Here is the funny thing, it’s not from the time magazine above, dated May, 20, 2013; It’s from this Time Magazine below, dated July 16, 1990.

Twentysomething 7-16-1990

I think we like to haze the new generation. It would seem that it has become a time honored tradition. If you back a little farther, say 1985 (Newsweek – The Video Generation), you find complaints about how this generation is so obsessed about taking videos of themselves and a decade earlier in the New York Magazine in 1976,  where it talks about the baby boomers and the “Me Decade”.


While every one is quick to focus on the here and now and what technology is doing to the current generation, one needs decades of perspective before just calling the current generation selfish with eyes out just for ME ME ME.  In the end it’s partly the culture to blame, making each generation seem so selfish.  Pop culture cultivates an entitlement mentality by steering kids towards immediate rewards. This immediate reward makes it easier for marketers and advertisers to forgo the work of the relationship they could foster.  All we try to do to help is create rules, but rules without a relationship lead to rebellion from a good financial foundation amongst other things.


Financial Education: A Bank Do-It-Yourself Project

Me at CV1

Repping my Brass T-Shirt during a financial education discussion at my alma mater, Crescent Valley High School in Corvallis, OR

Benjamin Franklin said, “An Investment in knowledge pays the best interest.”  Richard Cordray, director of the Consumer Financial Protection Bureau (CFPB), furthered this sentiment with bankers at the American Bankers Association’s annual convention on Monday, when he told bankers to “push for financial education for young people at the state level in order to bring up a new generation of responsible borrowers.”

This is all well and good, but how many times do speakers stand up in front of a crowd and inspire them, yet only give very general and unspecific solutions?  I would say most of the time.  Here, Cordray went on to say that, according to a recent article by Philip Ryan, an Associate Editor of Bank Innovation; “Financial responsibility, fostered by education, is far better.

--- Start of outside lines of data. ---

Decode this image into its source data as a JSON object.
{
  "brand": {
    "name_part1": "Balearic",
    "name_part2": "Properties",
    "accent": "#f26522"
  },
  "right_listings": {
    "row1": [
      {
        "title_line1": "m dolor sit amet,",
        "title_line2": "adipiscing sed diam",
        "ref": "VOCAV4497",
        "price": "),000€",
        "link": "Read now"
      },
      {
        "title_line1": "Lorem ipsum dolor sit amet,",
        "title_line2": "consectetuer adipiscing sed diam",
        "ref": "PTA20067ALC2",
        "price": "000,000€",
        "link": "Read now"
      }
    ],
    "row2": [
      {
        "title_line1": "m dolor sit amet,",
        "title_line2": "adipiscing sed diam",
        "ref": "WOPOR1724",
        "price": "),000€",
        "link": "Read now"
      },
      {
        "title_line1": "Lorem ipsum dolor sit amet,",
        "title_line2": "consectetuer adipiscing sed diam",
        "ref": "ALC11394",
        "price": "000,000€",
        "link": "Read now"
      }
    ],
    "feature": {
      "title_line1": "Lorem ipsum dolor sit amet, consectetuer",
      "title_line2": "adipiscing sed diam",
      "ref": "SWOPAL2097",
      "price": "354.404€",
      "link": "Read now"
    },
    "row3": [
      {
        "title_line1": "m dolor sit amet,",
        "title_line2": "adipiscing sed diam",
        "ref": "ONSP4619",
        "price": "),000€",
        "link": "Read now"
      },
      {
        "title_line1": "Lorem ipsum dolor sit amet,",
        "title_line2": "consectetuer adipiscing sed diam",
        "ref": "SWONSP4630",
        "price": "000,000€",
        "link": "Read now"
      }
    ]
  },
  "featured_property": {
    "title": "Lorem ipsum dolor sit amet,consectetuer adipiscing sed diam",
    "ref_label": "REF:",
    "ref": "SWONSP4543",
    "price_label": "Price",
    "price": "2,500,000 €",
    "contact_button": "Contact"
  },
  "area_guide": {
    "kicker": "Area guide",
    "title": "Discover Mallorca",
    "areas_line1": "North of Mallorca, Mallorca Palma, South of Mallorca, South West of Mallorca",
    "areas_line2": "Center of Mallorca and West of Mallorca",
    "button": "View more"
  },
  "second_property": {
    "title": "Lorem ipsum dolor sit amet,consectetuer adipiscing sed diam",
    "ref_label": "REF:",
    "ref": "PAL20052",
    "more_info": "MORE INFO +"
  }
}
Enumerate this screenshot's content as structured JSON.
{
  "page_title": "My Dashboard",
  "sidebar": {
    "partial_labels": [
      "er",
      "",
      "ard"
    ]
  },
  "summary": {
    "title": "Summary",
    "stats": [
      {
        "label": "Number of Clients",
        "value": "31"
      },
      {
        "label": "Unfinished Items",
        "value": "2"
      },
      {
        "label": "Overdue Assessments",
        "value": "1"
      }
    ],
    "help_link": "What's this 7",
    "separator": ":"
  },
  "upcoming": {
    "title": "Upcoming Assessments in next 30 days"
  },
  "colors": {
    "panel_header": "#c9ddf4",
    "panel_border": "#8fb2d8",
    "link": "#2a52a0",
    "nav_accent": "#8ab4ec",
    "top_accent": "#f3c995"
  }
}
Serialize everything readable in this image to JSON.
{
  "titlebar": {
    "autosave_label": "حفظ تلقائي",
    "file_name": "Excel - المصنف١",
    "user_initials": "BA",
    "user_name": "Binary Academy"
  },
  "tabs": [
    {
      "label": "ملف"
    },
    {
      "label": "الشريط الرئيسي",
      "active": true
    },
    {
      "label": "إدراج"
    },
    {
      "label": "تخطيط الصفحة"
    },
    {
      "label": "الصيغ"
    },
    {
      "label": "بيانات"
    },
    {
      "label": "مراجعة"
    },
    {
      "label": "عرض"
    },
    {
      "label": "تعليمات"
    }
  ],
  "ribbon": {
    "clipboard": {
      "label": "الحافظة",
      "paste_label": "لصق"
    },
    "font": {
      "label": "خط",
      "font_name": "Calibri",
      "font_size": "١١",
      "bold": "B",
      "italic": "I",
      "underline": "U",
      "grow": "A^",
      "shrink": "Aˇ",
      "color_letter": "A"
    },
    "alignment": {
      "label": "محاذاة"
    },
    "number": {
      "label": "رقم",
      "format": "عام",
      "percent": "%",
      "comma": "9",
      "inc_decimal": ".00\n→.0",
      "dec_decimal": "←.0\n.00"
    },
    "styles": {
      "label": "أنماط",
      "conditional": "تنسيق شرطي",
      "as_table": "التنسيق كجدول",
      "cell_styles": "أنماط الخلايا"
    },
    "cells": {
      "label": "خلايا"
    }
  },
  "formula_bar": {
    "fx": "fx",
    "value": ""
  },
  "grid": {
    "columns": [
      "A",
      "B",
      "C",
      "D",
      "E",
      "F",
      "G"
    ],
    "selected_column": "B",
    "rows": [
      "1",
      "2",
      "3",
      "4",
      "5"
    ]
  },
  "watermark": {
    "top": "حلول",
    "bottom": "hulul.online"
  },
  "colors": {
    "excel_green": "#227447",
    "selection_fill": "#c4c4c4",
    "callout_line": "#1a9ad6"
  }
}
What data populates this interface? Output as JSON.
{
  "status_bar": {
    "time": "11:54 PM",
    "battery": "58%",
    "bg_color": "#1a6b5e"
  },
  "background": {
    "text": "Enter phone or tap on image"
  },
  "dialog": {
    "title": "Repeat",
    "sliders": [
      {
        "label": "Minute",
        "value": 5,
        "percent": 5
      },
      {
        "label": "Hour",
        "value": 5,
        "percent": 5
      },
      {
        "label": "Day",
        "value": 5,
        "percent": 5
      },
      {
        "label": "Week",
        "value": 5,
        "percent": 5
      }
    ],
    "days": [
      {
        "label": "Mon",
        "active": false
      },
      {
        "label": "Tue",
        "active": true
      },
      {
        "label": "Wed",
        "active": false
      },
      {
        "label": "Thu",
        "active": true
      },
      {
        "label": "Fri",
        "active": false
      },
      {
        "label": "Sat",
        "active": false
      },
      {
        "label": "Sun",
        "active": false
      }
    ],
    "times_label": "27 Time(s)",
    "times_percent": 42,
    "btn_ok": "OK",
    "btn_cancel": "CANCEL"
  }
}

Bankers should realize, however, that not all participants in the financial system will receive financial education in the home, and that, therefore, an effort must be made to get this education into the schools so that young people learn the virtues of saving and responsible borrowing early in life.” This may still seem general and unspecific, but it’s a start.  The solution lies within the commitment of the banks.

There is a very specific solution, but it only comes from consistent action.  At Brass we have one such solution; the Brass Student Program, but don’t think we are the only one.  If anything it serves as an example of a program that works by creating a stronger relationship between the bank and local high schools. When looking into other programs or when you are looking to create one yourself, make sure you understand that, for a bank, there are NO SHORTCUTS to being involved yourself.  This is not like doing a home project yourself to save money.  Curing this problem comes down to relationship building, something that was stressed every hour of every day when I was a banker. I think millennials are starving for banks to put in more authentic time with them to foster a relationship and to help them with money, as seen in this short case study of 6 young adults.

American Author Napoleon Hill once said, “It takes half your life before you discover life is a do-it-yourself project. ” So if you, as a bank, are really serious about relationships, make sure the only shortcut you take is not waiting half your life before realizing the obvious…with help of course.